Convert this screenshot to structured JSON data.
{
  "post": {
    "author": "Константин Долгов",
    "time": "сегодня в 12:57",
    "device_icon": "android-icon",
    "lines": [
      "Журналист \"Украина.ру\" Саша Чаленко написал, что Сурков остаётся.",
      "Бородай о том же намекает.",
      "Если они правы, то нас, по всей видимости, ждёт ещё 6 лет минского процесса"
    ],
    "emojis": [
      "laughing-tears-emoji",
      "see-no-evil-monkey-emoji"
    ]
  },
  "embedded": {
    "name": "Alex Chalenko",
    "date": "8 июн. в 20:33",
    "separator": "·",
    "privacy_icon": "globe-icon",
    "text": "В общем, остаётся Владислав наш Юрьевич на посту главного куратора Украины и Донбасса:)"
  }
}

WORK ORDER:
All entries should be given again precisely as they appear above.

SOLUTION:
Convert this screenshot to structured JSON data.
{
  "post": {
    "author": "Константин Долгов",
    "time": "сегодня в 12:57",
    "device_icon": "android-icon",
    "lines": [
      "Журналист \"Украина.ру\" Саша Чаленко написал, что Сурков остаётся.",
      "Бородай о том же намекает.",
      "Если они правы, то нас, по всей видимости, ждёт ещё 6 лет минского процесса"
    ],
    "emojis": [
      "laughing-tears-emoji",
      "see-no-evil-monkey-emoji"
    ]
  },
  "embedded": {
    "name": "Alex Chalenko",
    "date": "8 июн. в 20:33",
    "separator": "·",
    "privacy_icon": "globe-icon",
    "text": "В общем, остаётся Владислав наш Юрьевич на посту главного куратора Украины и Донбасса:)"
  }
}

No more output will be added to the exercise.